CUMBERLAND – As another round of aerial spraying for mosquitoes took place this week, state officials were urging residents to take precautions against the “critical risk” posed by the Eastern Equine Encephalitis (EEE) these bugs carry.

Spraying for adult mosquitoes in the marshy areas of Cumberland and elsewhere happened Sunday while points further north, including Woonsocket, North Smithfield and Burrillville, continued Monday night. The work was not completed Sunday due to falling temperatures, as spraying is most effective when temperatures are above 58 degrees.

EEE is a rare but serious illness that spreads when people are bitten by infected mosquitoes. On Aug. 30, the Rhode Island Department of Health announced the state's first human case of EEE since 2010 in a person in their 50s from West Warwick. At that time, it was announced that the individual was in critical condition, and has since died. This was Rhode Island's first fatal human EEE case since 2007.

Two mosquito detections of EEE have occurred in Central Falls and two have occurred in Westerly, according to the Rhode Island Department of Health. A horse was also diagnosed with EEE in Westerly. In addition, several EEE cases and positive mosquitoes have been detected in Connecticut and Massachusetts, some in areas that border Rhode Island. Generally, spraying in Rhode Island is occurring in four-mile radiuses around positive samples and cases.

The pesticide that is being applied, Anvil 10+10, is being used at very low concentrations. Spraying is not occurring over fish hatcheries, certified organic farms, surface drinking water supplies, and other open water bodies and coastal areas, states a release.

The product being sprayed is being used at very low concentrations. No adverse health risks are expected with its use for mosquito control. Nonetheless, while spraying is occurring, it is best to err on the side of caution and limit time outdoors and keep windows closed. It is generally good for people to limit their exposure to pesticides.

Personal mosquito prevention measures, including bug spray and eliminating breeding grounds, remain everyone's first defense against mosquito-borne illnesses, such as EEE, according to state officials. All Rhode Islanders are urged to continue taking these measures until the first hard frost of the year, which typically happens sometime in the middle of October or somewhat later.
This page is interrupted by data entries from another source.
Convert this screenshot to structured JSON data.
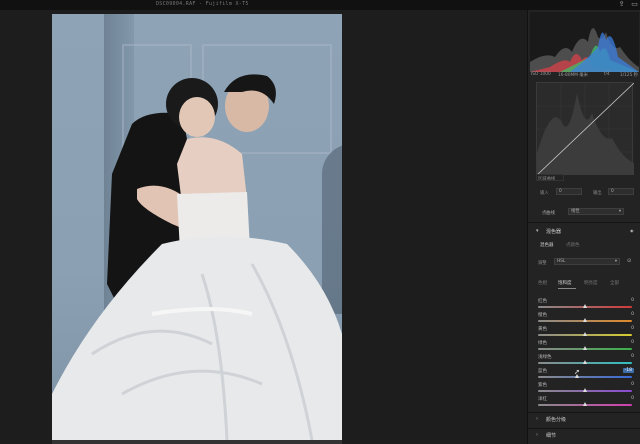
{
  "window": {
    "title": "DSC09004.RAF - Fujifilm X-T5",
    "share_icon": "share-icon",
    "window_icon": "window-icon"
  },
  "photo": {
    "subject": "photo-preview"
  },
  "histogram": {
    "iso": "ISO 1000",
    "lens": "16-80MM 毫米",
    "aperture": "f/4",
    "shutter": "1/125 秒",
    "colors": {
      "red": "#d8424a",
      "green": "#3fbf6a",
      "blue": "#3c7fe0"
    }
  },
  "curve": {
    "region_label": "区域曲线",
    "input_label": "输入",
    "input_value": "0",
    "output_label": "输出",
    "output_value": "0",
    "point_curve_label": "点曲线",
    "point_curve_value": "线性"
  },
  "mixer": {
    "title": "混色器",
    "tab_mixer": "混色器",
    "tab_color": "点颜色",
    "adjust_label": "调整",
    "adjust_value": "HSL",
    "sub_tabs": [
      "色相",
      "饱和度",
      "明亮度",
      "全部"
    ],
    "active_sub_tab": 1,
    "rows": [
      {
        "label": "红色",
        "value": "0",
        "pos": 0.5,
        "gradient": "linear-gradient(90deg,#8a8a8a,#d23a3a)"
      },
      {
        "label": "橙色",
        "value": "0",
        "pos": 0.5,
        "gradient": "linear-gradient(90deg,#8a8a8a,#e08a2a)"
      },
      {
        "label": "黄色",
        "value": "0",
        "pos": 0.5,
        "gradient": "linear-gradient(90deg,#8a8a8a,#d8cc30)"
      },
      {
        "label": "绿色",
        "value": "0",
        "pos": 0.5,
        "gradient": "linear-gradient(90deg,#8a8a8a,#3ab04a)"
      },
      {
        "label": "浅绿色",
        "value": "0",
        "pos": 0.5,
        "gradient": "linear-gradient(90deg,#8a8a8a,#30c0c0)"
      },
      {
        "label": "蓝色",
        "value": "-18",
        "pos": 0.41,
        "gradient": "linear-gradient(90deg,#8a8a8a,#3a6ad8)",
        "active": true
      },
      {
        "label": "紫色",
        "value": "0",
        "pos": 0.5,
        "gradient": "linear-gradient(90deg,#8a8a8a,#8a4ad0)"
      },
      {
        "label": "洋红",
        "value": "0",
        "pos": 0.5,
        "gradient": "linear-gradient(90deg,#8a8a8a,#d040b0)"
      }
    ]
  },
  "panels": {
    "color_grading": "颜色分级",
    "detail": "细节"
  }
}
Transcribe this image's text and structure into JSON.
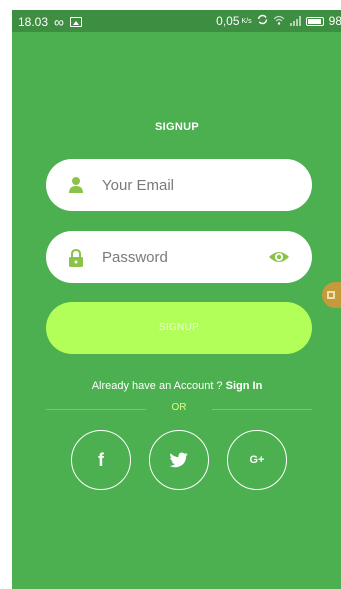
{
  "status_bar": {
    "time": "18.03",
    "infinity": "∞",
    "data_rate": "0,05",
    "data_rate_unit": "K/s",
    "battery": "98"
  },
  "title": "SIGNUP",
  "email_field": {
    "placeholder": "Your Email",
    "value": ""
  },
  "password_field": {
    "placeholder": "Password",
    "value": ""
  },
  "signup_button": {
    "label": "SIGNUP"
  },
  "account_prompt": {
    "text": "Already have an Account ? ",
    "link": "Sign In"
  },
  "divider": {
    "label": "OR"
  },
  "social": {
    "facebook_label": "f",
    "google_label": "G+"
  },
  "colors": {
    "background": "#4caf50",
    "status_bar": "#3e8e41",
    "accent": "#b2ff59",
    "icon_green": "#8bc34a",
    "white": "#ffffff"
  },
  "icons": [
    "user-icon",
    "lock-icon",
    "eye-icon",
    "facebook-icon",
    "twitter-icon",
    "google-plus-icon"
  ]
}
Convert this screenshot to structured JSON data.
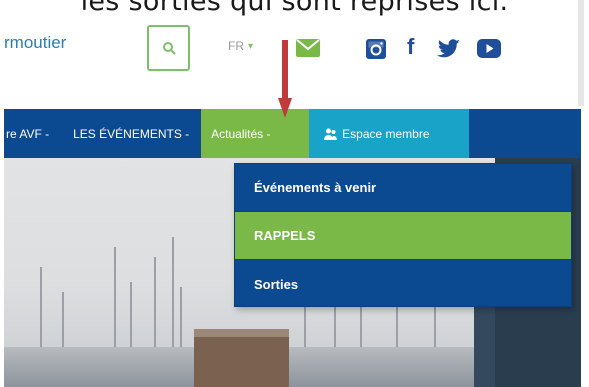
{
  "caption": "les sorties qui sont reprises ici.",
  "site_name": "rmoutier",
  "language": {
    "code": "FR",
    "caret": "▾"
  },
  "icons": {
    "search": "search-icon",
    "envelope": "envelope-icon",
    "instagram": "instagram-icon",
    "facebook": "facebook-icon",
    "twitter": "twitter-icon",
    "youtube": "youtube-icon",
    "annotation_arrow": "down-arrow-icon"
  },
  "facebook_glyph": "f",
  "nav": {
    "items": [
      {
        "label": "re AVF -"
      },
      {
        "label": "LES ÉVÉNEMENTS -"
      },
      {
        "label": "Actualités -"
      },
      {
        "label": "Espace membre"
      }
    ]
  },
  "dropdown": {
    "items": [
      {
        "label": "Événements à venir"
      },
      {
        "label": "RAPPELS"
      },
      {
        "label": "Sorties"
      }
    ]
  },
  "colors": {
    "nav_blue": "#0b4990",
    "active_green": "#7ab948",
    "member_teal": "#19a3c8",
    "arrow_red": "#c0393b",
    "site_blue": "#2b7fb0"
  }
}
We have fogging trucks here where I live, that go street to street, at dusk, and they spray on a reg basis every year.....we rarely see any mosquitoes as a result in our residential areas. I wonder if the truck method is better than aerial at low dose.....?